▶ **What to do**
Return all the lines below in which the string "message" appears.

▶ **Records to process**
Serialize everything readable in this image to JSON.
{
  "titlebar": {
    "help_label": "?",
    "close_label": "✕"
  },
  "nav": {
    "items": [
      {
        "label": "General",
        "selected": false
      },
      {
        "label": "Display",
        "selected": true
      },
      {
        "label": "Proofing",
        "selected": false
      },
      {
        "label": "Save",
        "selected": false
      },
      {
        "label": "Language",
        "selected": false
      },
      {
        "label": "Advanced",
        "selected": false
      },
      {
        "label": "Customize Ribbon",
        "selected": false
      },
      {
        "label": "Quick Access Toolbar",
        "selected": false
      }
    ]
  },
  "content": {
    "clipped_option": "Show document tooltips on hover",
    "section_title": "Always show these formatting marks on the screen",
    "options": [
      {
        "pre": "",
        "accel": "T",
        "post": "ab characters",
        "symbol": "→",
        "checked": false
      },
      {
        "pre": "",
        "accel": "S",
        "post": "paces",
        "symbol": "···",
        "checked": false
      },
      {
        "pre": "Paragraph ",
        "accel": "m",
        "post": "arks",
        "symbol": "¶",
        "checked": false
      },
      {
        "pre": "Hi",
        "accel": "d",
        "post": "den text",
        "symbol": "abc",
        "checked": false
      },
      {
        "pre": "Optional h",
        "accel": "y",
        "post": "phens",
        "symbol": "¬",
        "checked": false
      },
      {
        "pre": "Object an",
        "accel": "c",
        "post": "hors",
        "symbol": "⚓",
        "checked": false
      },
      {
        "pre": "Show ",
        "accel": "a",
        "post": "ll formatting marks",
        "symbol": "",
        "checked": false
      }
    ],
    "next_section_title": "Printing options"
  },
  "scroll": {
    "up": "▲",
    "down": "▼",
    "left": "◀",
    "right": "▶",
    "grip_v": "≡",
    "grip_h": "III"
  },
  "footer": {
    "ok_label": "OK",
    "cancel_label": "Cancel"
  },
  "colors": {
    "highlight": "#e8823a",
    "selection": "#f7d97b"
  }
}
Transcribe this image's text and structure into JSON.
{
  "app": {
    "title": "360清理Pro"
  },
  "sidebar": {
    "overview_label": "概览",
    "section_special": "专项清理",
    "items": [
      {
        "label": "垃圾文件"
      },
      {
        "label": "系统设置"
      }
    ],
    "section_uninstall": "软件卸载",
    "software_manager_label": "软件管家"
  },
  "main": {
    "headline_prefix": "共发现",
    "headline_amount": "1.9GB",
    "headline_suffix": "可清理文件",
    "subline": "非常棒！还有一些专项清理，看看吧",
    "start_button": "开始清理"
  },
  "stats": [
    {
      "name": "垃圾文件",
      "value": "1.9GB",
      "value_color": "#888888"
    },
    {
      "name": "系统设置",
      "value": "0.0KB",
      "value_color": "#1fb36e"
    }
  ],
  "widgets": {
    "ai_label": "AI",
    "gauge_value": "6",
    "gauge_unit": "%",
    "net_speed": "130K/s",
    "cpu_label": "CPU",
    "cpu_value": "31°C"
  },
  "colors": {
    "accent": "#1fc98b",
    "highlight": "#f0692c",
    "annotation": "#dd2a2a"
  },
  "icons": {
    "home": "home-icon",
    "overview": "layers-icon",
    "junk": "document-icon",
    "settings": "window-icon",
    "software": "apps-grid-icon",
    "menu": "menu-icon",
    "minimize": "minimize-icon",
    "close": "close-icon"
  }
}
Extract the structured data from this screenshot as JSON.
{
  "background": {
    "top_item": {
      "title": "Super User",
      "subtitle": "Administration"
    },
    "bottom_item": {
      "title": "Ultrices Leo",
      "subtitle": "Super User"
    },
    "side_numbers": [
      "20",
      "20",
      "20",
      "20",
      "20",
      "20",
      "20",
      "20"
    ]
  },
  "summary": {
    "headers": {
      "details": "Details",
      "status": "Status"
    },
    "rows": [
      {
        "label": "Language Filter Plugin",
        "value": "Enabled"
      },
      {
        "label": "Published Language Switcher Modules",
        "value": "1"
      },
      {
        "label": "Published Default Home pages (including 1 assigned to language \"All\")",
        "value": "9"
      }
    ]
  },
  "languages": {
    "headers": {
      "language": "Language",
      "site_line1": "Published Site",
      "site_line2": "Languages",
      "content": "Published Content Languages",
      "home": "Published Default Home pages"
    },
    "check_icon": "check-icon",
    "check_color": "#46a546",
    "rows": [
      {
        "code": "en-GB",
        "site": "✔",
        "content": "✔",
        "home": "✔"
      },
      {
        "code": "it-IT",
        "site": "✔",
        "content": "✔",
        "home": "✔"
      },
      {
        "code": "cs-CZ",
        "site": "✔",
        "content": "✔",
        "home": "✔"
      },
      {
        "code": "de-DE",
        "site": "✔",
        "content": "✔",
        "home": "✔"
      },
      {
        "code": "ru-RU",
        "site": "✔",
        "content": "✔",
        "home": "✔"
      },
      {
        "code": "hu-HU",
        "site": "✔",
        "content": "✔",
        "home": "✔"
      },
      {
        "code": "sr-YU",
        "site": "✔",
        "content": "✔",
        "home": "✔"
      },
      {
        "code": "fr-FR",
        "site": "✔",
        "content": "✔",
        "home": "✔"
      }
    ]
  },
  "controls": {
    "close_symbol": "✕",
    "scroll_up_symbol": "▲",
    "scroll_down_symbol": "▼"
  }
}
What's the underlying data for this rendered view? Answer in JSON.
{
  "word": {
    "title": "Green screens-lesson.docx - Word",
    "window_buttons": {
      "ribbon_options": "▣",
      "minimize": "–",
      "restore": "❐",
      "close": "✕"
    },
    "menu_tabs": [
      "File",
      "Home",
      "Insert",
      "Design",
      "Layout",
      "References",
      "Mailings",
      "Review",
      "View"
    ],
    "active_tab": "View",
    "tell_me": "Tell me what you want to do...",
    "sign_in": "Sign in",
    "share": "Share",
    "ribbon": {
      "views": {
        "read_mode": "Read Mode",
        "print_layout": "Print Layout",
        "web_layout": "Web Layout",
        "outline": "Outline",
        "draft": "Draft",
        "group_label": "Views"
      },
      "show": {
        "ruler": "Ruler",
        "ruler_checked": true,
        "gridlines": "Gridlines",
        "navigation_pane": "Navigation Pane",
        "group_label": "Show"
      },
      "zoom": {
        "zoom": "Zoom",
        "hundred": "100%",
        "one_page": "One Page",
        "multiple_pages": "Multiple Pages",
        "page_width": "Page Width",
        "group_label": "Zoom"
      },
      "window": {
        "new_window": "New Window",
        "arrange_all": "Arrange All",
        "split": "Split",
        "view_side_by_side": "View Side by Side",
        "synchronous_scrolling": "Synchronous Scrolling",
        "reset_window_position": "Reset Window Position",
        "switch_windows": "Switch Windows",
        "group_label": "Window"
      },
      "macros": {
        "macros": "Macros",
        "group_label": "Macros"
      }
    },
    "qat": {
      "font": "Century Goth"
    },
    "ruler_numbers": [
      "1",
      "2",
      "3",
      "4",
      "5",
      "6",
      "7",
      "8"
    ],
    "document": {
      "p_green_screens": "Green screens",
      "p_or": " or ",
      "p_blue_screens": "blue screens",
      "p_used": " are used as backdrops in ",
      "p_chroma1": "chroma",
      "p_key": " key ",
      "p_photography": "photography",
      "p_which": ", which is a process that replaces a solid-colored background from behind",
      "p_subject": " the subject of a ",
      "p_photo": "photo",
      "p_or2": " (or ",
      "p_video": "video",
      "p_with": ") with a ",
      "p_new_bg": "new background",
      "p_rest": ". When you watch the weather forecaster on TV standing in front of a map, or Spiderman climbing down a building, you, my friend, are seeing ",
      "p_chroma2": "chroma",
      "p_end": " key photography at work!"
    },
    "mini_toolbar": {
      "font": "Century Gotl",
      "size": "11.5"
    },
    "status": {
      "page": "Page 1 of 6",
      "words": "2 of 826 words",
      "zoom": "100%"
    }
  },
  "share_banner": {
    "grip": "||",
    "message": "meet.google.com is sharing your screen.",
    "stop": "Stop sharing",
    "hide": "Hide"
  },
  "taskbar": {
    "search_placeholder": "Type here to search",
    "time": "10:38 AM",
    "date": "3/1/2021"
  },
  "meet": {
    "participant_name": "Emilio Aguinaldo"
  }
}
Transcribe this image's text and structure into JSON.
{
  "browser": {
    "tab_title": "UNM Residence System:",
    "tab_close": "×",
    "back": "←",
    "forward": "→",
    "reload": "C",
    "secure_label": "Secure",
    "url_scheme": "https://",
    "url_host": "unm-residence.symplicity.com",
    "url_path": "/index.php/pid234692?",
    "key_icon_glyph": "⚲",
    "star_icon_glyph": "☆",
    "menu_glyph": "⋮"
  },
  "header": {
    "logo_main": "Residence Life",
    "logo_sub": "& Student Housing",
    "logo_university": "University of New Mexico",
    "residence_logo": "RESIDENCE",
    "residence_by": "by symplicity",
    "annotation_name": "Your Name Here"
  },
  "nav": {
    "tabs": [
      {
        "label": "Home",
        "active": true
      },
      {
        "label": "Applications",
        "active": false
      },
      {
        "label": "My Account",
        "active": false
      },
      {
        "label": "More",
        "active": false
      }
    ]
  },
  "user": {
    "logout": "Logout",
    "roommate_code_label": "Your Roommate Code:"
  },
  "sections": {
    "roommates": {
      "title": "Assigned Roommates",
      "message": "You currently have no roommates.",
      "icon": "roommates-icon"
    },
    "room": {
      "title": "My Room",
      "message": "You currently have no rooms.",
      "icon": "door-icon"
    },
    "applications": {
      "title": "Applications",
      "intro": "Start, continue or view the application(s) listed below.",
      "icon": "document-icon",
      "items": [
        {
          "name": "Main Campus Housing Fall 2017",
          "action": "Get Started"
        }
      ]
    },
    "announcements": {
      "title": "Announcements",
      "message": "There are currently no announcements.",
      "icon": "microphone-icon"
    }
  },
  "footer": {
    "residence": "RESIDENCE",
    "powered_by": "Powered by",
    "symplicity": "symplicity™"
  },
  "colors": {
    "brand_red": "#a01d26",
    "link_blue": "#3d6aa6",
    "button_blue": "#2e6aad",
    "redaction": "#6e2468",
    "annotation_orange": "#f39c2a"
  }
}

▶ **Written answer**
    "message": "meet.google.com is sharing your screen.",
      "message": "You currently have no roommates.",
      "message": "You currently have no rooms.",
      "message": "There are currently no announcements.",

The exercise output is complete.